A fellow here in the US just wrote a book on this very subject: the apparent fact that widespread use of the internet has decreased the ability of many people to concentrate on long, in-depth articles or books, that we are being fed more short, edited fare that doesn't tax our deeper intellectual skills. I have felt for a long time we in the US are actually training our very young children to be ADD, since most TV stuff for kids is often a series of short cuts, and again often edited with a lot of movement - I suppose to get the kids' interest. But this flies in the face of research that shows the young brain needs long-term concentrated thought to develop the necessary nerve pathways to enable an individual to think in ways to understand complex ideas or to solve complex problems. The long-term result may be a population that cannot concentrate long enough to work in a complicated technical society, even if they can use an iPhone.....
Sorry, Strangelove. I went off to do something else half way through your first sentence.
Not me!I resist the gated community: Zuckerberg will never own me!Now, about Google Plus: hmmm.
One other aspect to the Facebook vs. blog thought is that facebook can be used for evangelism better than blogs.... but that depends on a fan base who does more than hit the "Like" button and instead hits the "Share" button.... you reach new people with new thoughts, sometimes even getting blog posts out to a new community who would never read a blog, or never search for a thoughtful blog!

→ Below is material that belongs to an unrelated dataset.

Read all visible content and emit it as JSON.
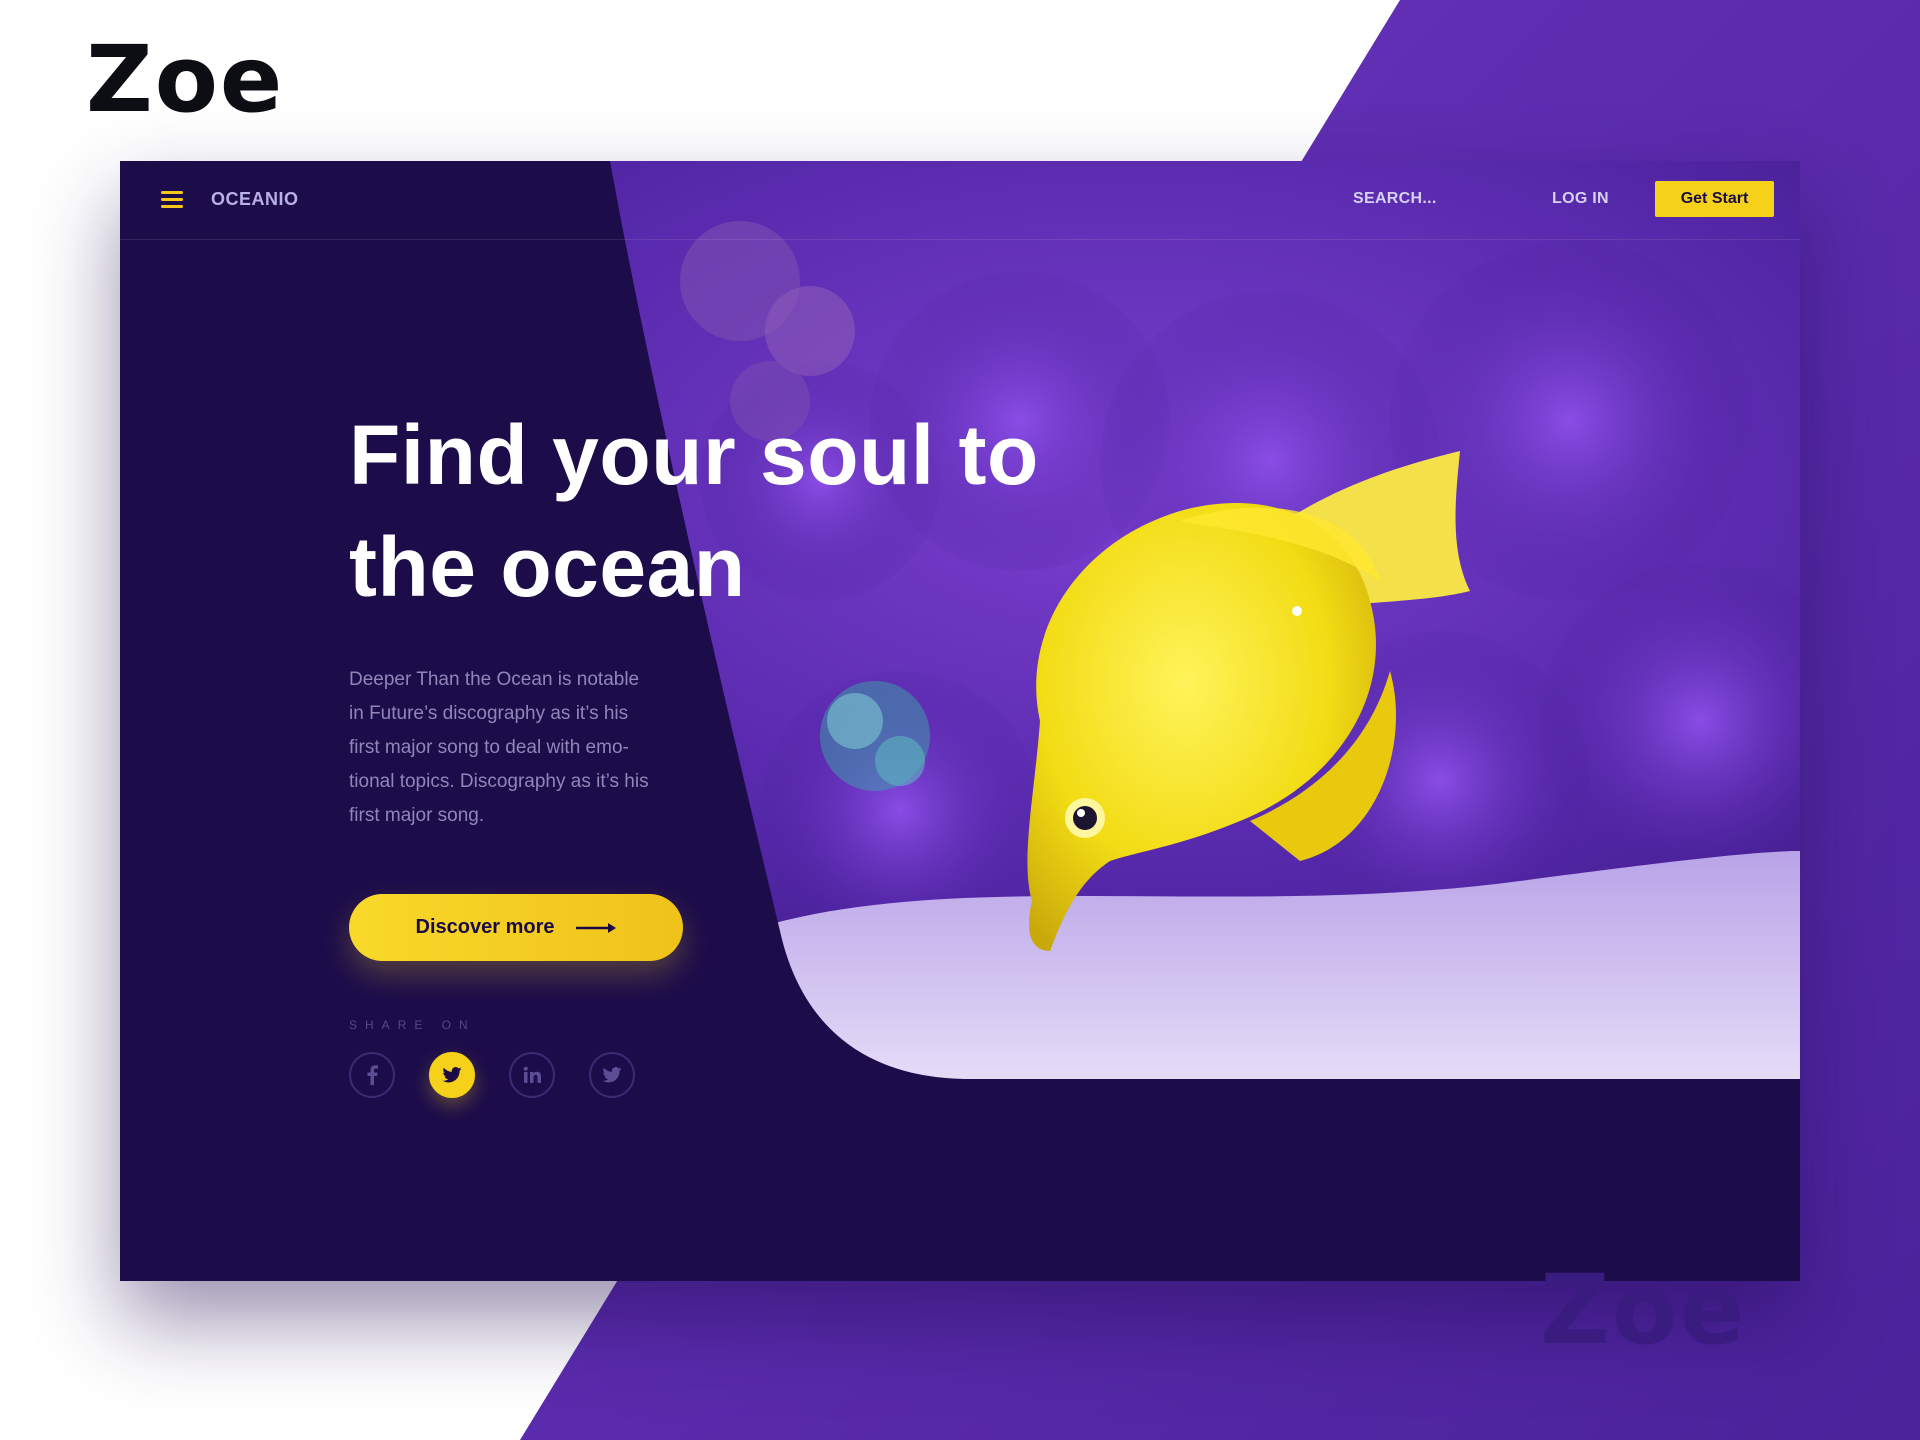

If you could get 10% of your friends to hit Share instead of Like, you'd have a fairly large spread of the possibility that people would be exposed to new ideas and people! And in that respect blogs and facebook work quite well together... it's like the doors of the church, you leave them all open to let people in, because you never know how they're going to enter. Same with social media. They can all be effective.Sorry I'm not timely with this thought, but I've been away visiting family. Now I'm dog tired.